[WORK REQUIRED] Establish how many lines of the material below contain the string "enabled". Return that number by itself.

[RECORDS]
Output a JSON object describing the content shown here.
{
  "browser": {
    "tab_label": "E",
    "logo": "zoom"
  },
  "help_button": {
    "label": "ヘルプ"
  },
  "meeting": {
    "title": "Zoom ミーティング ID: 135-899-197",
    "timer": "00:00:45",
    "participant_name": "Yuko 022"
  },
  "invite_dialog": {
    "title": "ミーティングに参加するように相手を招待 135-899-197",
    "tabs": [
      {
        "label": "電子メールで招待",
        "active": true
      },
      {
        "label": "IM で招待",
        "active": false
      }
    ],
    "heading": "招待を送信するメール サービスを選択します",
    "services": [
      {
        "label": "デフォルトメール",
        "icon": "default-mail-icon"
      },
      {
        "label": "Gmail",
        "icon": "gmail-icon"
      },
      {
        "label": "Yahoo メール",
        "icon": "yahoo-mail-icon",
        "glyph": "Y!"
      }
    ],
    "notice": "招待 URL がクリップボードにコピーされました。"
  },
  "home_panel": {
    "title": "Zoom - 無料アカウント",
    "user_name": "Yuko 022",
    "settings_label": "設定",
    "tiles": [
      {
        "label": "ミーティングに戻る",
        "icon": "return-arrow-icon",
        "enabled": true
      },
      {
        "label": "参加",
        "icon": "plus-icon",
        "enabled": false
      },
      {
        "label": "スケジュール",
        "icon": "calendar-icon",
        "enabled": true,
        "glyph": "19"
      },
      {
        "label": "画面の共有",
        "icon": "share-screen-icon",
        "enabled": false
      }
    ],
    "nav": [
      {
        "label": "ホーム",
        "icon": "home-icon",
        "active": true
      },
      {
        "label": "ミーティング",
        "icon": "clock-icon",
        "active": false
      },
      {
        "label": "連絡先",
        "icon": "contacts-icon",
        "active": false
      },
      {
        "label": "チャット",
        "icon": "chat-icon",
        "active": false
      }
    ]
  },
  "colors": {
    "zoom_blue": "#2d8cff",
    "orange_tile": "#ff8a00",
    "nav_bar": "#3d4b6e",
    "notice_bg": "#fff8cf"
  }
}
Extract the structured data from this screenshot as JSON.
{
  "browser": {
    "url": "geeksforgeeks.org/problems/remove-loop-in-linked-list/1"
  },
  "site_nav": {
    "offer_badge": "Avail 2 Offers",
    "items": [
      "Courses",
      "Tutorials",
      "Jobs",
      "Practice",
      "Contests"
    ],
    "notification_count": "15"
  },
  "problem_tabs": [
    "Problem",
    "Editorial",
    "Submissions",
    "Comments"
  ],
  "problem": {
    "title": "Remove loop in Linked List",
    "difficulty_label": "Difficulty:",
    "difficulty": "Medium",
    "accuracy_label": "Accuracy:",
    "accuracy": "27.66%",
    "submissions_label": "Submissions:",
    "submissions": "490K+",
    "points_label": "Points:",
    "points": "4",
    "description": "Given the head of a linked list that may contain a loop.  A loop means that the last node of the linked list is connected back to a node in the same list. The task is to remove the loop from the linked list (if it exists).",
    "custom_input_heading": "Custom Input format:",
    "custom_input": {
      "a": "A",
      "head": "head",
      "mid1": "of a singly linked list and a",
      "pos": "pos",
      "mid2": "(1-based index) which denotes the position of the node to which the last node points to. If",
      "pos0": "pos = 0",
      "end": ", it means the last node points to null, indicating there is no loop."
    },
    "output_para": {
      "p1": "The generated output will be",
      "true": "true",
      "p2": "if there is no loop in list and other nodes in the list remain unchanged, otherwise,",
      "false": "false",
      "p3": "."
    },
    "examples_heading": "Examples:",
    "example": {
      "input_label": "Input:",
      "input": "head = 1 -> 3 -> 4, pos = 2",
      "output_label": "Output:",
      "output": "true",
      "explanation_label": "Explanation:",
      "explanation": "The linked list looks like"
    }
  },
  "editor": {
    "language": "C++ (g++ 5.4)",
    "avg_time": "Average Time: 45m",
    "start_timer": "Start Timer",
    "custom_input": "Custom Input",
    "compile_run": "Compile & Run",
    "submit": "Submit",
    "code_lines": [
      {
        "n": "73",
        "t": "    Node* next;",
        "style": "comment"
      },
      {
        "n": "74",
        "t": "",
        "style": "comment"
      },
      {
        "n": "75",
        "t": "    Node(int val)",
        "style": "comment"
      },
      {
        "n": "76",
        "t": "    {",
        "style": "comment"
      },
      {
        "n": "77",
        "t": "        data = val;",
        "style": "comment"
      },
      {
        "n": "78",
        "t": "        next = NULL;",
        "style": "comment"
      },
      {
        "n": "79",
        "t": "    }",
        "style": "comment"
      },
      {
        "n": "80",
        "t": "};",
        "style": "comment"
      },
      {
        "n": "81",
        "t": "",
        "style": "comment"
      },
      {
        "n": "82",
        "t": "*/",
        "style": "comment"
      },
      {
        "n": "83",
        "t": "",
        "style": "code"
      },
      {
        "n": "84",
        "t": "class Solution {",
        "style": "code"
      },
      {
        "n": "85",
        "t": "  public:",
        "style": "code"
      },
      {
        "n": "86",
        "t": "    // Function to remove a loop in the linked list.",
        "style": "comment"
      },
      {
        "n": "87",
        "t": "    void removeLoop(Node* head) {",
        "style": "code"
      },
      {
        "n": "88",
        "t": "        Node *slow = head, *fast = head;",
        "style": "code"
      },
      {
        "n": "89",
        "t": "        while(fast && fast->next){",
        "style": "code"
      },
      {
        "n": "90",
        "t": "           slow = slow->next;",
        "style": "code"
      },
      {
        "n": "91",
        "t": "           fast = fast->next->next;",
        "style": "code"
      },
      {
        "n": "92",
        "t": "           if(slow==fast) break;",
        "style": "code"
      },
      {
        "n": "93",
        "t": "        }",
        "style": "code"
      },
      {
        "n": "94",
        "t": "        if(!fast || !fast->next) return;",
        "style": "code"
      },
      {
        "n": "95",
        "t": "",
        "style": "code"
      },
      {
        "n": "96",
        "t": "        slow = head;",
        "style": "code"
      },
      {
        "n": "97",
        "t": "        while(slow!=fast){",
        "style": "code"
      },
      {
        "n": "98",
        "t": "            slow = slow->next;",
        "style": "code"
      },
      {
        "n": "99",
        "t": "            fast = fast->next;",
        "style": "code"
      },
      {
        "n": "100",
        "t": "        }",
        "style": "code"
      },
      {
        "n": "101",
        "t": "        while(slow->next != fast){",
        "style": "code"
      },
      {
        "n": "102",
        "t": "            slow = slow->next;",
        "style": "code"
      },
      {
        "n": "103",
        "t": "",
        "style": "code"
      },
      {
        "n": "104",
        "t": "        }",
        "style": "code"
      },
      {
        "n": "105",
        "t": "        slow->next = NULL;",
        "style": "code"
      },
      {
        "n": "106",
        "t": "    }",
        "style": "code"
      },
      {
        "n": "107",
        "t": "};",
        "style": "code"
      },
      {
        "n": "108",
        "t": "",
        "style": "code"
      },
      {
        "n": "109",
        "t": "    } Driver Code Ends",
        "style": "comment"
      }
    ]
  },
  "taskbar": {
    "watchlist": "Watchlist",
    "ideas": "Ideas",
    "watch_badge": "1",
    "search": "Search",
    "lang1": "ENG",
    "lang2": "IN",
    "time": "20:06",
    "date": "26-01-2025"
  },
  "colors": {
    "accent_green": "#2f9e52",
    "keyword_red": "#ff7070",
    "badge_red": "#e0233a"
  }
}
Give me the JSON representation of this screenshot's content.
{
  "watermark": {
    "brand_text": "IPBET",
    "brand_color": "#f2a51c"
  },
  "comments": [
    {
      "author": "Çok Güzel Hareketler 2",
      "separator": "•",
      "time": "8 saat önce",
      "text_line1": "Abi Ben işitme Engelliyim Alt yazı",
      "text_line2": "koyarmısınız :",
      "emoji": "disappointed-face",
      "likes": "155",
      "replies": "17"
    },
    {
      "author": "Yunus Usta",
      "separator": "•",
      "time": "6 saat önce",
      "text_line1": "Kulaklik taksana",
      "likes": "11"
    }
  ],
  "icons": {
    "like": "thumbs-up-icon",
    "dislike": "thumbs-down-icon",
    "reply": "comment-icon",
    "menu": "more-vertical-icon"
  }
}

[RESPONSE AREA] 4